    Put parchment paper on baking sheets and drop the meringues by large teaspoonfuls onto the sheet. Depending on how large you make the cookies, you should have around 3 dozen. Bake in the oven for 1 hour. Turn off the oven and leave in the oven for another hour to dry.

    Monday, October 25, 2010

    Sweet Potato Risotto

    Right now I am in Effingham, IL at a transition conference and got to go to the most awesome restaurant. It is called the Firefly Grill. This is the second day I've been here and thought that I was stuck with the restaurants surrounding the Walmart (along with the convention center which seems as if it is in the Walmart parking lot). But, thanks to Yelp, I found the restaurant just behind some trees across the street. It has been named the 2nd best eco-friendly restaurant in the country by Bon Appetit. I didn't know about its accolades, or the fact that it is local food, until I walked in with my local food book "Animal, Vegetable, Miracle" by Barbara Kingsolver. I felt like a bit of a dork reading about local food and then eating it (the menu says where each dish came from) but the bangers and mash were awesome (expensive, but really good). Unfortunately most of the things I wanted to try had gluten and I had to turn away the bread that looked delectable, but it was great.

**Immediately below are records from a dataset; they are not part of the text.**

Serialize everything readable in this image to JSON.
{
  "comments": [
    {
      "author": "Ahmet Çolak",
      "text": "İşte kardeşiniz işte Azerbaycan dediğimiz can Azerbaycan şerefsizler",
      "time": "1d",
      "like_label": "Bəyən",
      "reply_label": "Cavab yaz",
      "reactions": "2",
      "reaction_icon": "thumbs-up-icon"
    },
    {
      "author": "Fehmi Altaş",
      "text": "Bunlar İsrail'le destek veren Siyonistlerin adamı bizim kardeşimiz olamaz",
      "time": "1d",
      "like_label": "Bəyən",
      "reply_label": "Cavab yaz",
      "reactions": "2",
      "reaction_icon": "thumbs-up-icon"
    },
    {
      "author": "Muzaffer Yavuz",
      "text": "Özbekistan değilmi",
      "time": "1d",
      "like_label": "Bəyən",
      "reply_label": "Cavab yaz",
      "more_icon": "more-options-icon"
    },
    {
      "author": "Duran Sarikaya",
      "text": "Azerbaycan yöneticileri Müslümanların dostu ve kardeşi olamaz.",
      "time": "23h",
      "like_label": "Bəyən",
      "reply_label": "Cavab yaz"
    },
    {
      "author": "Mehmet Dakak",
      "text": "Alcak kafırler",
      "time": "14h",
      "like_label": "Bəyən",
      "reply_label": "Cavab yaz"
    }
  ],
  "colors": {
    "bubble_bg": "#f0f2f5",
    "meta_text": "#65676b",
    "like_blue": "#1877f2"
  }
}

    Another thing that is great.... is sweet potato risotto! I had extra sweet potatoes and I was thinking of what I could do with them, and then thought of the idea of sweet potato rissoto. You would think there would be more recipes out there, but the best one I could find was from Betty Crocker. Now I usualy like stronger seasoned dishes, and not the kind that are usually in the Betty Crocker cookbook, but this dish was sooooooo good. The rosemary really stood out with the sweet potato and I am definitely making this for my Aunt's thanksgiving (with water instead of chicken broth) so that my mom can enjoy vegetarian fare and still feel festive.

    Sweet Potato Risotto


    1/4 cup of white wine
    1 Tbsp of olive oil
    1 medium onion
    3 cloves of garlic
    1 cup of uncooked Arborio rice
    3 small mashed roasted sweet potatoes (around 1/2 cup)
    4 cups or more of chicken broth
    Parmesan cheese to taste
    1/2 tsp of chopped fresh rosemary leaves
    1/4 tsp of ground nutmeg
    Salt to taste

    Roast your sweet potatoes. I put them in the oven at 450 degrees for around 35 to 45 minutes until they are soft. Take them out and mash them.

    Heat olive oil in saucepan and cook onion and garlic 3 to 4 minutes until tender. Stir in rice and stir constantly for 1 minute. Add in white wine and stir until soaked in. Stir in mashed sweet potatoes and 1/2 cup of the broth. (I know that people usually heat the broth on the side, and most of the time I do too, but it worked without using the extra pans so it is up to you). Cook and stir until the liquid is absorbed. Continue adding in broth 1/2 cup at a time, when the rice has soaked in the previous additions, and stop when the rice is just tender. Add in the cheese, rosemary, nutmeg and salt and enjoy!